[Collected data entries]

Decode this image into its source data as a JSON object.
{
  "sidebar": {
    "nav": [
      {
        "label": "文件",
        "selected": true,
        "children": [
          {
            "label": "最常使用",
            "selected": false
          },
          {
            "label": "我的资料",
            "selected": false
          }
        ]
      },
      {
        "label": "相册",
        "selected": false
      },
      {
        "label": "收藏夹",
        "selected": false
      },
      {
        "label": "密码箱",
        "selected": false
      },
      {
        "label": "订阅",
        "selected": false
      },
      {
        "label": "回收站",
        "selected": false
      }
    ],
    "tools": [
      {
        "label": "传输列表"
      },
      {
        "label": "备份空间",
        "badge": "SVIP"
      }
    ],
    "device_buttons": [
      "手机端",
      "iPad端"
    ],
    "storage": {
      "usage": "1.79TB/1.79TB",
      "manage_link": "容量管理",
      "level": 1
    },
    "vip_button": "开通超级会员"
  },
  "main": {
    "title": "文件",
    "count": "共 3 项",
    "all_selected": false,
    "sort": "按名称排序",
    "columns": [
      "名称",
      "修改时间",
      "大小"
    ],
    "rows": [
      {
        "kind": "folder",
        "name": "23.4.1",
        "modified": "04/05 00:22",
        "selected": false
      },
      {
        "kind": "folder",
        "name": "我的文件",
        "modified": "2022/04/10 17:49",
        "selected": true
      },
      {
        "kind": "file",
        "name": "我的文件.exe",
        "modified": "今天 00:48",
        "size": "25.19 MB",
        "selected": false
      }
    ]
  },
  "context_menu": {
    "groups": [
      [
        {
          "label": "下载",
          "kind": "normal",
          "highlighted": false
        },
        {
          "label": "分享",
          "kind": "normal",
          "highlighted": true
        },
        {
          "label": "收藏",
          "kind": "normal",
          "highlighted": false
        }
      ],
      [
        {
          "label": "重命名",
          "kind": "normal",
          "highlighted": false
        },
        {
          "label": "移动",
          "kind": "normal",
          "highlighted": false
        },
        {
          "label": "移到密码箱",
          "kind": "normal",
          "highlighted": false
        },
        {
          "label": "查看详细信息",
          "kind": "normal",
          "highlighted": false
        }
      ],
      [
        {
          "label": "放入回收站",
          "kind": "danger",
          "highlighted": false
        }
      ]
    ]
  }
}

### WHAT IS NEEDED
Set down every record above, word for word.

### EXERCISE OUTPUT
Decode this image into its source data as a JSON object.
{
  "sidebar": {
    "nav": [
      {
        "label": "文件",
        "selected": true,
        "children": [
          {
            "label": "最常使用",
            "selected": false
          },
          {
            "label": "我的资料",
            "selected": false
          }
        ]
      },
      {
        "label": "相册",
        "selected": false
      },
      {
        "label": "收藏夹",
        "selected": false
      },
      {
        "label": "密码箱",
        "selected": false
      },
      {
        "label": "订阅",
        "selected": false
      },
      {
        "label": "回收站",
        "selected": false
      }
    ],
    "tools": [
      {
        "label": "传输列表"
      },
      {
        "label": "备份空间",
        "badge": "SVIP"
      }
    ],
    "device_buttons": [
      "手机端",
      "iPad端"
    ],
    "storage": {
      "usage": "1.79TB/1.79TB",
      "manage_link": "容量管理",
      "level": 1
    },
    "vip_button": "开通超级会员"
  },
  "main": {
    "title": "文件",
    "count": "共 3 项",
    "all_selected": false,
    "sort": "按名称排序",
    "columns": [
      "名称",
      "修改时间",
      "大小"
    ],
    "rows": [
      {
        "kind": "folder",
        "name": "23.4.1",
        "modified": "04/05 00:22",
        "selected": false
      },
      {
        "kind": "folder",
        "name": "我的文件",
        "modified": "2022/04/10 17:49",
        "selected": true
      },
      {
        "kind": "file",
        "name": "我的文件.exe",
        "modified": "今天 00:48",
        "size": "25.19 MB",
        "selected": false
      }
    ]
  },
  "context_menu": {
    "groups": [
      [
        {
          "label": "下载",
          "kind": "normal",
          "highlighted": false
        },
        {
          "label": "分享",
          "kind": "normal",
          "highlighted": true
        },
        {
          "label": "收藏",
          "kind": "normal",
          "highlighted": false
        }
      ],
      [
        {
          "label": "重命名",
          "kind": "normal",
          "highlighted": false
        },
        {
          "label": "移动",
          "kind": "normal",
          "highlighted": false
        },
        {
          "label": "移到密码箱",
          "kind": "normal",
          "highlighted": false
        },
        {
          "label": "查看详细信息",
          "kind": "normal",
          "highlighted": false
        }
      ],
      [
        {
          "label": "放入回收站",
          "kind": "danger",
          "highlighted": false
        }
      ]
    ]
  }
}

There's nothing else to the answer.